Robert Watkins IV';

By Robert Watkins IV

Posted on July 21st, 2018 in Spine

It is over 60% and up to 80% of the population across the world that will experience back pain at some point during their lives. Alternatively referred to as a slipped disc or a ruptured disc, a herniated disc occurs when the soft central part of the disc undergoes an unexpected fissure.

A herniated disc is most commonly to happen in the lower back between the 4th and the 5th lumbar vertebrae. In fact, lumbar disc herniation develops 15 times more than the second most prevalent type, i.e. cervical disc herniation.

Generally, a herniated disc will be the cause of different degrees of weakness, pain and numbness in the corresponding areas of the body. However, a strong possibility remains that individuals, a fairly large part of them, would not even be aware they have it in their lifetimes since no symptoms ever signal their presence.

Symptoms of a Herniated Disc

Usually, a herniated disc will make itself felt by frequently inducing a back pain of some kind. The pain might be irregular, oscillating between the person feeling like their condition is getting better to like it is getting worse.  A few signs that one might want to look out for would be:

  • weakness
  • tingling
  • arm or leg pain

Immediate medical attention would be required if the individual experiences:

  • difficulty when urinating
  • inability to engage in their daily routine
  • loss of sensation in the inner things, legs or around the rectum area

See a doctor if you are experiencing neck pain or back pain that gives you the sensation that it is spreading down to your legs.

Causes of a Herniated Disc

It is most often the case that a herniated disc will be related to the process of aging. Over time gradual disc degeneration happens because of the spinal discs losing water, and implicitly flexibility, which makes them more probable to tear or fissure. A few factors that might increase the chances of a herniated disc are:

  • excess body weight
  • constant pulling, pushing, lifting, bending or twisting
  • genetics

For the most part, the cause of a herniated disc cannot be exactly established especially since unforeseen circumstances, such as a predisposition for disc vulnerability in the family, or a physical incident, like a severe fall or collision, might as well contribute to it.

Diagnosis of a Herniated Disc

Most of the time, it will suffice to have a physical exam and to provide access to personal medical history in order for your doctor to reach a diagnosis. Initially, your doctor will be interested to check your:
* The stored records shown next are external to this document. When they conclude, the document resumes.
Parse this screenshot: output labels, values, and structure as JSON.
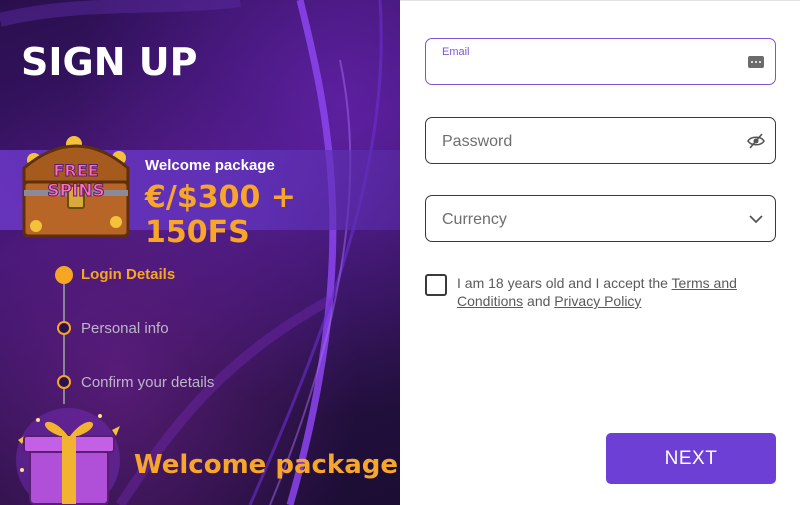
{
  "signup": {
    "title": "SIGN UP",
    "banner": {
      "subtitle": "Welcome package",
      "offer": "€/$300 + 150FS",
      "chest_text_1": "FREE",
      "chest_text_2": "SPINS"
    },
    "steps": [
      {
        "label": "Login Details",
        "active": true
      },
      {
        "label": "Personal info",
        "active": false
      },
      {
        "label": "Confirm your details",
        "active": false
      }
    ],
    "bottom_promo": "Welcome package"
  },
  "form": {
    "email": {
      "label": "Email",
      "value": ""
    },
    "password": {
      "placeholder": "Password"
    },
    "currency": {
      "placeholder": "Currency"
    },
    "terms": {
      "prefix": "I am 18 years old and I accept the ",
      "terms_link": "Terms and Conditions",
      "middle": " and ",
      "privacy_link": "Privacy Policy"
    },
    "next_label": "NEXT"
  },
  "colors": {
    "accent": "#6e3fd4",
    "gold": "#f6a623",
    "panel_dark": "#2a0f4e"
  }
}
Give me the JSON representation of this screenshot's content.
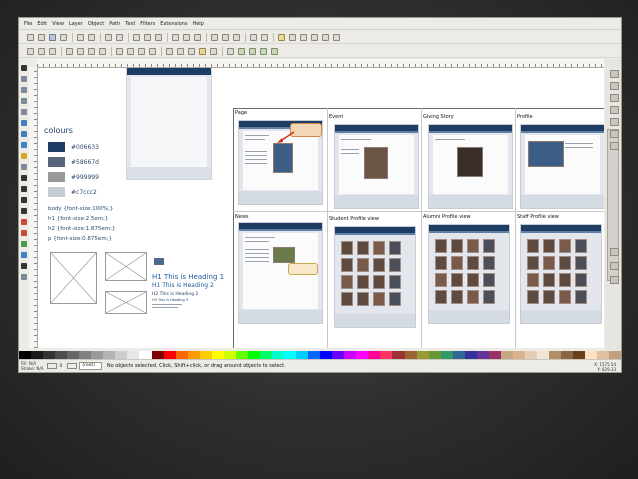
{
  "menubar": {
    "items": [
      "File",
      "Edit",
      "View",
      "Layer",
      "Object",
      "Path",
      "Text",
      "Filters",
      "Extensions",
      "Help"
    ]
  },
  "icons": {
    "toolbar": [
      "new-document-icon",
      "open-icon",
      "save-icon",
      "print-icon",
      "import-icon",
      "export-icon",
      "undo-icon",
      "redo-icon",
      "copy-icon",
      "cut-icon",
      "paste-icon",
      "zoom-icon",
      "duplicate-icon",
      "clone-icon",
      "group-icon",
      "ungroup-icon",
      "fill-stroke-icon",
      "text-tool-icon",
      "layers-icon",
      "xml-editor-icon",
      "align-icon",
      "preferences-icon"
    ],
    "tools": [
      "selector-tool-icon",
      "node-tool-icon",
      "tweak-tool-icon",
      "zoom-tool-icon",
      "measure-tool-icon",
      "rect-tool-icon",
      "3dbox-tool-icon",
      "ellipse-tool-icon",
      "star-tool-icon",
      "spiral-tool-icon",
      "pencil-tool-icon",
      "pen-tool-icon",
      "calligraphy-tool-icon",
      "text-tool-icon",
      "spray-tool-icon",
      "eraser-tool-icon",
      "bucket-tool-icon",
      "gradient-tool-icon",
      "dropper-tool-icon",
      "connector-tool-icon"
    ]
  },
  "colours": {
    "title": "colours",
    "items": [
      {
        "label": "#006633",
        "color": "#1d3d64"
      },
      {
        "label": "#58667d",
        "color": "#58667d"
      },
      {
        "label": "#999999",
        "color": "#999999"
      },
      {
        "label": "#c7ccc2",
        "color": "#c7ccd2"
      }
    ]
  },
  "css_rules": [
    "body {font-size:100%;}",
    "h1 {font-size:2.5em;}",
    "h2 {font-size:1.875em;}",
    "p {font-size:0.875em;}"
  ],
  "headings": {
    "h1_sample": "H1 This is Heading 1",
    "h1_sample_2": "H1 This is Heading 2",
    "h2_sample": "H2 This is Heading 2",
    "h3_sample": "H3 This is Heading 3"
  },
  "panels": [
    {
      "label": "Page"
    },
    {
      "label": "Event"
    },
    {
      "label": "Giving Story"
    },
    {
      "label": "Profile"
    },
    {
      "label": "News"
    },
    {
      "label": "Student Profile view"
    },
    {
      "label": "Alumni Profile view"
    },
    {
      "label": "Staff Profile view"
    }
  ],
  "statusbar": {
    "fill_label": "Fill:",
    "stroke_label": "Stroke:",
    "fill_value": "N/A",
    "stroke_value": "N/A",
    "opacity": "0",
    "layer": "(root)",
    "message": "No objects selected. Click, Shift+click, or drag around objects to select.",
    "coords_x": "X: 1575.54",
    "coords_y": "Y: 829.33",
    "zoom": "Z: 27%"
  },
  "palette": [
    "#000000",
    "#1a1a1a",
    "#333333",
    "#4d4d4d",
    "#666666",
    "#808080",
    "#999999",
    "#b3b3b3",
    "#cccccc",
    "#e6e6e6",
    "#ffffff",
    "#800000",
    "#ff0000",
    "#ff6600",
    "#ff9900",
    "#ffcc00",
    "#ffff00",
    "#ccff00",
    "#66ff00",
    "#00ff00",
    "#00ff66",
    "#00ffcc",
    "#00ffff",
    "#00ccff",
    "#0066ff",
    "#0000ff",
    "#6600ff",
    "#cc00ff",
    "#ff00ff",
    "#ff0099",
    "#ff3366",
    "#993333",
    "#996633",
    "#999933",
    "#669933",
    "#339966",
    "#336699",
    "#333399",
    "#663399",
    "#993366",
    "#c8a882",
    "#d9b38c",
    "#e6ccb3",
    "#f2e6d9",
    "#b38f66",
    "#8c6640",
    "#66401a",
    "#ffe0c0",
    "#e0c0a0",
    "#c0a080"
  ]
}
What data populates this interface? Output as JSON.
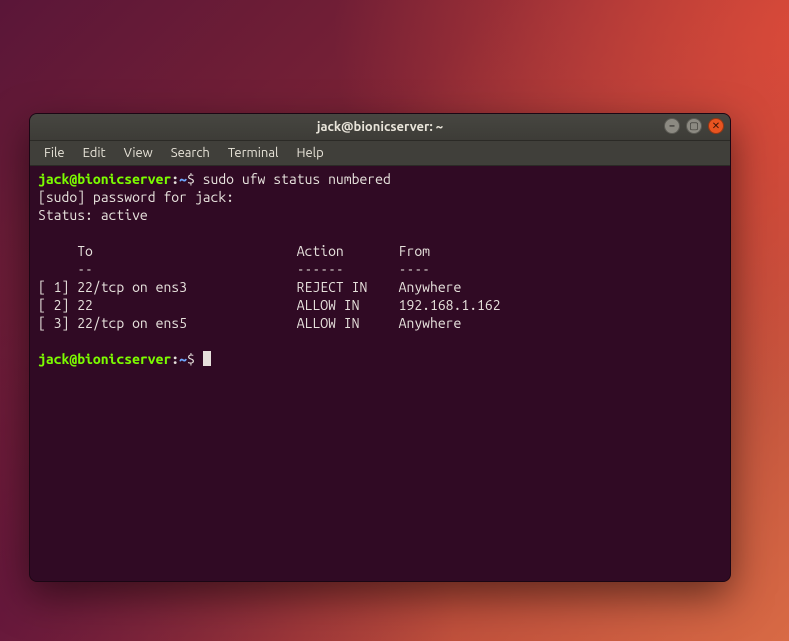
{
  "window": {
    "title": "jack@bionicserver: ~"
  },
  "menubar": {
    "items": [
      "File",
      "Edit",
      "View",
      "Search",
      "Terminal",
      "Help"
    ]
  },
  "prompt": {
    "userhost": "jack@bionicserver",
    "path": "~",
    "symbol": "$"
  },
  "session": {
    "command1": "sudo ufw status numbered",
    "sudo_prompt": "[sudo] password for jack:",
    "status_line": "Status: active",
    "header": {
      "to": "To",
      "action": "Action",
      "from": "From",
      "to_underline": "--",
      "action_underline": "------",
      "from_underline": "----"
    },
    "rules": [
      {
        "num": "[ 1]",
        "to": "22/tcp on ens3",
        "action": "REJECT IN",
        "from": "Anywhere"
      },
      {
        "num": "[ 2]",
        "to": "22",
        "action": "ALLOW IN",
        "from": "192.168.1.162"
      },
      {
        "num": "[ 3]",
        "to": "22/tcp on ens5",
        "action": "ALLOW IN",
        "from": "Anywhere"
      }
    ]
  }
}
  • ability to walk
  • muscle strength and flexibility
  • reflexes
  • response to vibration or light touch

If the results are inconclusive, further tests will be suggested, such as:
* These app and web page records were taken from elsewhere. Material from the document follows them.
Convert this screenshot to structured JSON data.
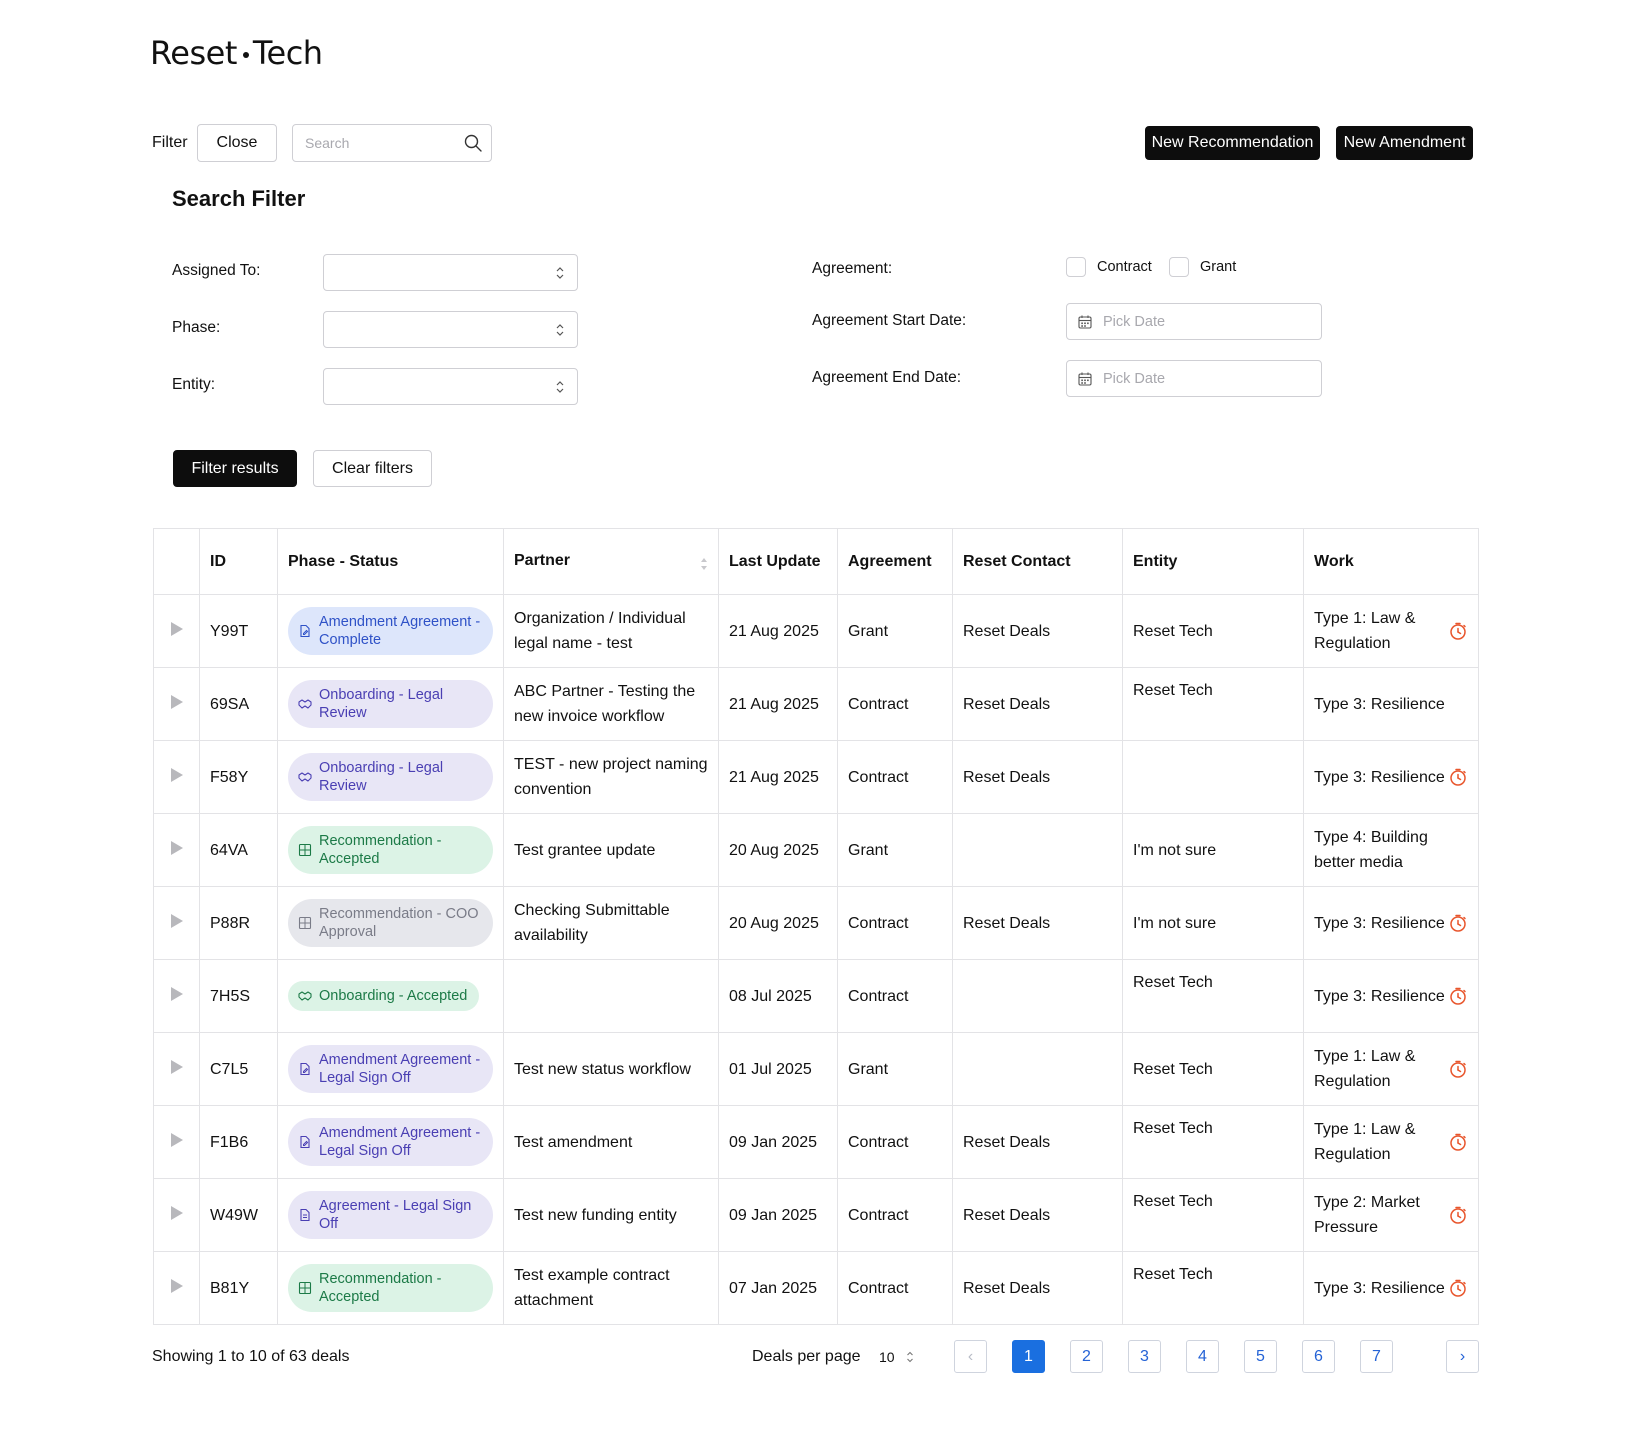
{
  "brand": {
    "left": "Reset",
    "right": "Tech"
  },
  "toolbar": {
    "filter_label": "Filter",
    "close_label": "Close",
    "search_placeholder": "Search",
    "new_recommendation": "New Recommendation",
    "new_amendment": "New Amendment"
  },
  "search_filter": {
    "title": "Search Filter",
    "assigned_to_label": "Assigned To:",
    "phase_label": "Phase:",
    "entity_label": "Entity:",
    "agreement_label": "Agreement:",
    "contract_label": "Contract",
    "grant_label": "Grant",
    "start_date_label": "Agreement Start Date:",
    "end_date_label": "Agreement End Date:",
    "date_placeholder": "Pick Date",
    "filter_results": "Filter results",
    "clear_filters": "Clear filters"
  },
  "table": {
    "headers": {
      "id": "ID",
      "phase_status": "Phase - Status",
      "partner": "Partner",
      "last_update": "Last Update",
      "agreement": "Agreement",
      "reset_contact": "Reset Contact",
      "entity": "Entity",
      "work": "Work"
    },
    "rows": [
      {
        "id": "Y99T",
        "status": "Amendment Agreement - Complete",
        "status_color": "blue",
        "status_icon": "document-edit-icon",
        "partner": "Organization / Individual legal name - test",
        "last_update": "21 Aug 2025",
        "agreement": "Grant",
        "contact": "Reset Deals",
        "entity": "Reset Tech",
        "work": "Type 1: Law & Regulation",
        "timer": true
      },
      {
        "id": "69SA",
        "status": "Onboarding - Legal Review",
        "status_color": "purple",
        "status_icon": "handshake-icon",
        "partner": "ABC Partner - Testing the new invoice workflow",
        "last_update": "21 Aug 2025",
        "agreement": "Contract",
        "contact": "Reset Deals",
        "entity": "Reset Tech",
        "work": "Type 3: Resilience",
        "timer": false
      },
      {
        "id": "F58Y",
        "status": "Onboarding - Legal Review",
        "status_color": "purple",
        "status_icon": "handshake-icon",
        "partner": "TEST - new project naming convention",
        "last_update": "21 Aug 2025",
        "agreement": "Contract",
        "contact": "Reset Deals",
        "entity": "",
        "work": "Type 3: Resilience",
        "timer": true
      },
      {
        "id": "64VA",
        "status": "Recommendation - Accepted",
        "status_color": "green",
        "status_icon": "grid-plus-icon",
        "partner": "Test grantee update",
        "last_update": "20 Aug 2025",
        "agreement": "Grant",
        "contact": "",
        "entity": "I'm not sure",
        "work": "Type 4: Building better media",
        "timer": false
      },
      {
        "id": "P88R",
        "status": "Recommendation - COO Approval",
        "status_color": "gray",
        "status_icon": "grid-plus-icon",
        "partner": "Checking Submittable availability",
        "last_update": "20 Aug 2025",
        "agreement": "Contract",
        "contact": "Reset Deals",
        "entity": "I'm not sure",
        "work": "Type 3: Resilience",
        "timer": true
      },
      {
        "id": "7H5S",
        "status": "Onboarding - Accepted",
        "status_color": "green",
        "status_icon": "handshake-icon",
        "partner": "",
        "last_update": "08 Jul 2025",
        "agreement": "Contract",
        "contact": "",
        "entity": "Reset Tech",
        "work": "Type 3: Resilience",
        "timer": true
      },
      {
        "id": "C7L5",
        "status": "Amendment Agreement - Legal Sign Off",
        "status_color": "purple",
        "status_icon": "document-edit-icon",
        "partner": "Test new status workflow",
        "last_update": "01 Jul 2025",
        "agreement": "Grant",
        "contact": "",
        "entity": "Reset Tech",
        "work": "Type 1: Law & Regulation",
        "timer": true
      },
      {
        "id": "F1B6",
        "status": "Amendment Agreement - Legal Sign Off",
        "status_color": "purple",
        "status_icon": "document-edit-icon",
        "partner": "Test amendment",
        "last_update": "09 Jan 2025",
        "agreement": "Contract",
        "contact": "Reset Deals",
        "entity": "Reset Tech",
        "work": "Type 1: Law & Regulation",
        "timer": true
      },
      {
        "id": "W49W",
        "status": "Agreement - Legal Sign Off",
        "status_color": "purple",
        "status_icon": "document-icon",
        "partner": "Test new funding entity",
        "last_update": "09 Jan 2025",
        "agreement": "Contract",
        "contact": "Reset Deals",
        "entity": "Reset Tech",
        "work": "Type 2: Market Pressure",
        "timer": true
      },
      {
        "id": "B81Y",
        "status": "Recommendation - Accepted",
        "status_color": "green",
        "status_icon": "grid-plus-icon",
        "partner": "Test example contract attachment",
        "last_update": "07 Jan 2025",
        "agreement": "Contract",
        "contact": "Reset Deals",
        "entity": "Reset Tech",
        "work": "Type 3: Resilience",
        "timer": true
      }
    ]
  },
  "footer": {
    "showing": "Showing 1 to 10 of 63 deals",
    "deals_per_page_label": "Deals per page",
    "deals_per_page_value": "10",
    "pages": [
      "1",
      "2",
      "3",
      "4",
      "5",
      "6",
      "7"
    ],
    "current_page": "1",
    "prev_glyph": "‹",
    "next_glyph": "›"
  },
  "colors": {
    "primary_button": "#0d0d0d",
    "active_page": "#1a6fe0",
    "timer": "#e8552c"
  }
}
  • nerve testing
  • X-rays
  • CT scan
  • MRI
  • myelogram

Treatment of a Herniated Disc

After having followed the instructions assigned by your doctor, often consisting of a combination of physical exercises and medication most individuals will stop feeling pain after a few days or weeks.

In terms of medication, the most common ones would be:

  • muscle relaxers
  • narcotics
  • anticonvulsants
  • cortisone injections

Alternative medicine could also accompany the recovery process, involving:

  • massage
  • yoga
  • acupuncture
  • chiropractic

It is only when all else fails that surgery is to be considered, and the advantages should be attentively contrasted with the potential harm since there is no 100% certainty that the surgery will relieve the patient of the pain. Should the surgery take place, one would have to consistently follow the post-surgery regimen designed by their doctor since it will specify which activities the individual will be able to engage in and which they will have to postpone due to rehabilitation.